======== Records to process

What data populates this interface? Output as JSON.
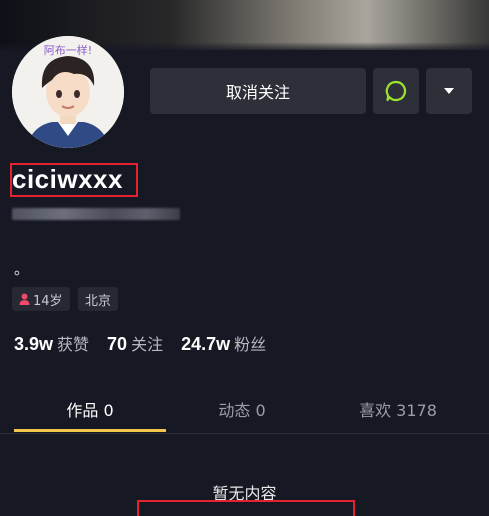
{
  "profile": {
    "username": "ciciwxxx",
    "bio": "。",
    "age_tag": "14岁",
    "location_tag": "北京"
  },
  "actions": {
    "unfollow_label": "取消关注",
    "message_icon": "chat-bubble-icon",
    "more_icon": "caret-down-icon"
  },
  "stats": [
    {
      "value": "3.9w",
      "label": "获赞"
    },
    {
      "value": "70",
      "label": "关注"
    },
    {
      "value": "24.7w",
      "label": "粉丝"
    }
  ],
  "tabs": [
    {
      "label": "作品 0",
      "active": true
    },
    {
      "label": "动态 0",
      "active": false
    },
    {
      "label": "喜欢 3178",
      "active": false
    }
  ],
  "empty_state": "暂无内容",
  "colors": {
    "background": "#161823",
    "button": "#2d2f39",
    "tab_indicator": "#f1c64a",
    "highlight_box": "#e52330",
    "message_icon": "#9be32f",
    "age_icon": "#f04a6a"
  }
}
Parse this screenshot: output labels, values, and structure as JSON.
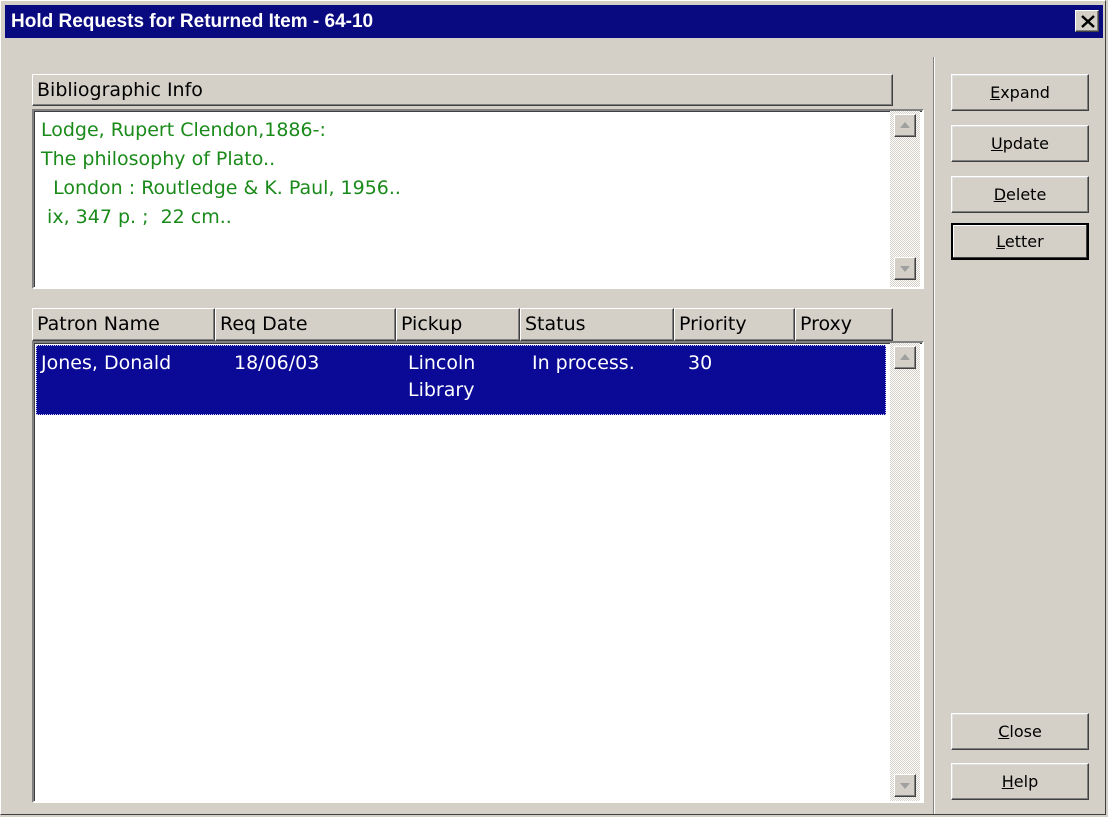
{
  "window": {
    "title": "Hold Requests for Returned Item - 64-10"
  },
  "bib": {
    "header": "Bibliographic Info",
    "lines": [
      "Lodge, Rupert Clendon,1886-:",
      "The philosophy of Plato..",
      "  London : Routledge & K. Paul, 1956..",
      " ix, 347 p. ;  22 cm.."
    ]
  },
  "table": {
    "columns": [
      "Patron Name",
      "Req Date",
      "Pickup",
      "Status",
      "Priority",
      "Proxy"
    ],
    "rows": [
      {
        "patron": "Jones, Donald",
        "req_date": "18/06/03",
        "pickup_line1": "Lincoln",
        "pickup_line2": "Library",
        "status": "In process.",
        "priority": "30",
        "proxy": ""
      }
    ]
  },
  "buttons": {
    "expand": {
      "accel": "E",
      "rest": "xpand"
    },
    "update": {
      "accel": "U",
      "rest": "pdate"
    },
    "delete": {
      "accel": "D",
      "rest": "elete"
    },
    "letter": {
      "accel": "L",
      "rest": "etter"
    },
    "close": {
      "accel": "C",
      "rest": "lose"
    },
    "help": {
      "accel": "H",
      "rest": "elp"
    }
  },
  "colors": {
    "title_bg": "#0a0a80",
    "bib_text": "#1a8a1a",
    "selection_bg": "#0a0a96",
    "face": "#d4d0c8"
  },
  "icons": {
    "title_close": "close-x-icon",
    "scroll_up": "scroll-up-arrow-icon",
    "scroll_down": "scroll-down-arrow-icon"
  }
}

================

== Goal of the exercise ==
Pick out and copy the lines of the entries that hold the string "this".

== Response to the task ==
What data populates this interface? Output as JSON.
Parse this screenshot: output labels, values, and structure as JSON.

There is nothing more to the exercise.